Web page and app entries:
•••

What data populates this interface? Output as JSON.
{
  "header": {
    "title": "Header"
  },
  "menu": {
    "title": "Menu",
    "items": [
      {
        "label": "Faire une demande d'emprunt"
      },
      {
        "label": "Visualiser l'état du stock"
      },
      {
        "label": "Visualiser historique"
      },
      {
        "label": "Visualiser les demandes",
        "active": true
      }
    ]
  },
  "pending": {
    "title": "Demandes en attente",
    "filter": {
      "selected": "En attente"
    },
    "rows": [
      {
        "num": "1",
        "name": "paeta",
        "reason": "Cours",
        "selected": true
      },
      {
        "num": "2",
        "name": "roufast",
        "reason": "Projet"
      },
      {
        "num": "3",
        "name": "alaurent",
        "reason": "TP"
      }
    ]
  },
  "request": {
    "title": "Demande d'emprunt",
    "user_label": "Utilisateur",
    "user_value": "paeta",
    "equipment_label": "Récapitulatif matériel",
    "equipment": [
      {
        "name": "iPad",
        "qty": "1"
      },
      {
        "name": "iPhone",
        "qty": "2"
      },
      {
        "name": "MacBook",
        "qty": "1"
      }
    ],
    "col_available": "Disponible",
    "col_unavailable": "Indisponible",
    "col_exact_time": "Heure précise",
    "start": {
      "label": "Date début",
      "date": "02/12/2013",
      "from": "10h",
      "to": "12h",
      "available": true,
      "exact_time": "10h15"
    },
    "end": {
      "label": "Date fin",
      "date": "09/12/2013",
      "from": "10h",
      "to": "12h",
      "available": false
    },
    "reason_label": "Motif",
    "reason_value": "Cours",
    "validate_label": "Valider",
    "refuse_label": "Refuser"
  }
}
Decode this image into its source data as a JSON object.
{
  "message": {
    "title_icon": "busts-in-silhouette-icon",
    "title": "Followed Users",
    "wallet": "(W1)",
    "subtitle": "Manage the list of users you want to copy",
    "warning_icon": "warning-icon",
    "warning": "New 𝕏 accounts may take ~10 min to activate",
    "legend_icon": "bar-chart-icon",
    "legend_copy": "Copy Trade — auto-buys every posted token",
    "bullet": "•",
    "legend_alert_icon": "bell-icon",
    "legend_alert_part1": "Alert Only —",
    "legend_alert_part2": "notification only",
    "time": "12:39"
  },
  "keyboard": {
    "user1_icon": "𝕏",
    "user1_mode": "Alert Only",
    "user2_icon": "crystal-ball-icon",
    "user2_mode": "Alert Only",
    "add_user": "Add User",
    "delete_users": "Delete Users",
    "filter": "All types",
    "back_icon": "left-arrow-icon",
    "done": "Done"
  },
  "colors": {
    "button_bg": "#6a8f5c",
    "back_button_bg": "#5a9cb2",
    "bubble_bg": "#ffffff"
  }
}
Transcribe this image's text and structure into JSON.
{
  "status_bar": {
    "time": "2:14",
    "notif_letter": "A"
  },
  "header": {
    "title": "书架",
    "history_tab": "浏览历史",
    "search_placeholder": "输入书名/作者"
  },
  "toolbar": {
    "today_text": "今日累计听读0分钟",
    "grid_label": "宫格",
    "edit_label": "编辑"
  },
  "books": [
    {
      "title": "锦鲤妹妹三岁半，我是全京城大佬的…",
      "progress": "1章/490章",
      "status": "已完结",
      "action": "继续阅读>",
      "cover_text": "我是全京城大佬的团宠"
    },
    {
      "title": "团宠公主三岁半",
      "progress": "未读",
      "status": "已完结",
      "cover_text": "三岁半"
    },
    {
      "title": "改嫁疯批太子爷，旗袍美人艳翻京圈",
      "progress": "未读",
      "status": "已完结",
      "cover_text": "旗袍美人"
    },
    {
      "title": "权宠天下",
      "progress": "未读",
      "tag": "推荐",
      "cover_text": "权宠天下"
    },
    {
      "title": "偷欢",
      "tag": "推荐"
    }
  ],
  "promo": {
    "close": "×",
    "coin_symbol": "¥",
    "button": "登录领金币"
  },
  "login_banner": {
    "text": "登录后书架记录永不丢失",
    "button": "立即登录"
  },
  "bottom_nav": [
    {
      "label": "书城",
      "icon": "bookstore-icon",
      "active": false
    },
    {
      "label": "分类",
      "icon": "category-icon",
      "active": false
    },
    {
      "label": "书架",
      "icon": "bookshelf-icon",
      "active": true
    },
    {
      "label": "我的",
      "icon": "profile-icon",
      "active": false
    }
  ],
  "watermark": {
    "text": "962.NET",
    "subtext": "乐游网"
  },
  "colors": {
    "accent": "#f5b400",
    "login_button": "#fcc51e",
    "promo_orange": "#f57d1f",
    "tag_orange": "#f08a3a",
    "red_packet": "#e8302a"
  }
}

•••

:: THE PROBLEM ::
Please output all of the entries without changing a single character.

:: ANSWER TO THE PROBLEM ::
What data populates this interface? Output as JSON.
{
  "header": {
    "title": "Header"
  },
  "menu": {
    "title": "Menu",
    "items": [
      {
        "label": "Faire une demande d'emprunt"
      },
      {
        "label": "Visualiser l'état du stock"
      },
      {
        "label": "Visualiser historique"
      },
      {
        "label": "Visualiser les demandes",
        "active": true
      }
    ]
  },
  "pending": {
    "title": "Demandes en attente",
    "filter": {
      "selected": "En attente"
    },
    "rows": [
      {
        "num": "1",
        "name": "paeta",
        "reason": "Cours",
        "selected": true
      },
      {
        "num": "2",
        "name": "roufast",
        "reason": "Projet"
      },
      {
        "num": "3",
        "name": "alaurent",
        "reason": "TP"
      }
    ]
  },
  "request": {
    "title": "Demande d'emprunt",
    "user_label": "Utilisateur",
    "user_value": "paeta",
    "equipment_label": "Récapitulatif matériel",
    "equipment": [
      {
        "name": "iPad",
        "qty": "1"
      },
      {
        "name": "iPhone",
        "qty": "2"
      },
      {
        "name": "MacBook",
        "qty": "1"
      }
    ],
    "col_available": "Disponible",
    "col_unavailable": "Indisponible",
    "col_exact_time": "Heure précise",
    "start": {
      "label": "Date début",
      "date": "02/12/2013",
      "from": "10h",
      "to": "12h",
      "available": true,
      "exact_time": "10h15"
    },
    "end": {
      "label": "Date fin",
      "date": "09/12/2013",
      "from": "10h",
      "to": "12h",
      "available": false
    },
    "reason_label": "Motif",
    "reason_value": "Cours",
    "validate_label": "Valider",
    "refuse_label": "Refuser"
  }
}
Decode this image into its source data as a JSON object.
{
  "message": {
    "title_icon": "busts-in-silhouette-icon",
    "title": "Followed Users",
    "wallet": "(W1)",
    "subtitle": "Manage the list of users you want to copy",
    "warning_icon": "warning-icon",
    "warning": "New 𝕏 accounts may take ~10 min to activate",
    "legend_icon": "bar-chart-icon",
    "legend_copy": "Copy Trade — auto-buys every posted token",
    "bullet": "•",
    "legend_alert_icon": "bell-icon",
    "legend_alert_part1": "Alert Only —",
    "legend_alert_part2": "notification only",
    "time": "12:39"
  },
  "keyboard": {
    "user1_icon": "𝕏",
    "user1_mode": "Alert Only",
    "user2_icon": "crystal-ball-icon",
    "user2_mode": "Alert Only",
    "add_user": "Add User",
    "delete_users": "Delete Users",
    "filter": "All types",
    "back_icon": "left-arrow-icon",
    "done": "Done"
  },
  "colors": {
    "button_bg": "#6a8f5c",
    "back_button_bg": "#5a9cb2",
    "bubble_bg": "#ffffff"
  }
}
Transcribe this image's text and structure into JSON.
{
  "status_bar": {
    "time": "2:14",
    "notif_letter": "A"
  },
  "header": {
    "title": "书架",
    "history_tab": "浏览历史",
    "search_placeholder": "输入书名/作者"
  },
  "toolbar": {
    "today_text": "今日累计听读0分钟",
    "grid_label": "宫格",
    "edit_label": "编辑"
  },
  "books": [
    {
      "title": "锦鲤妹妹三岁半，我是全京城大佬的…",
      "progress": "1章/490章",
      "status": "已完结",
      "action": "继续阅读>",
      "cover_text": "我是全京城大佬的团宠"
    },
    {
      "title": "团宠公主三岁半",
      "progress": "未读",
      "status": "已完结",
      "cover_text": "三岁半"
    },
    {
      "title": "改嫁疯批太子爷，旗袍美人艳翻京圈",
      "progress": "未读",
      "status": "已完结",
      "cover_text": "旗袍美人"
    },
    {
      "title": "权宠天下",
      "progress": "未读",
      "tag": "推荐",
      "cover_text": "权宠天下"
    },
    {
      "title": "偷欢",
      "tag": "推荐"
    }
  ],
  "promo": {
    "close": "×",
    "coin_symbol": "¥",
    "button": "登录领金币"
  },
  "login_banner": {
    "text": "登录后书架记录永不丢失",
    "button": "立即登录"
  },
  "bottom_nav": [
    {
      "label": "书城",
      "icon": "bookstore-icon",
      "active": false
    },
    {
      "label": "分类",
      "icon": "category-icon",
      "active": false
    },
    {
      "label": "书架",
      "icon": "bookshelf-icon",
      "active": true
    },
    {
      "label": "我的",
      "icon": "profile-icon",
      "active": false
    }
  ],
  "watermark": {
    "text": "962.NET",
    "subtext": "乐游网"
  },
  "colors": {
    "accent": "#f5b400",
    "login_button": "#fcc51e",
    "promo_orange": "#f57d1f",
    "tag_orange": "#f08a3a",
    "red_packet": "#e8302a"
  }
}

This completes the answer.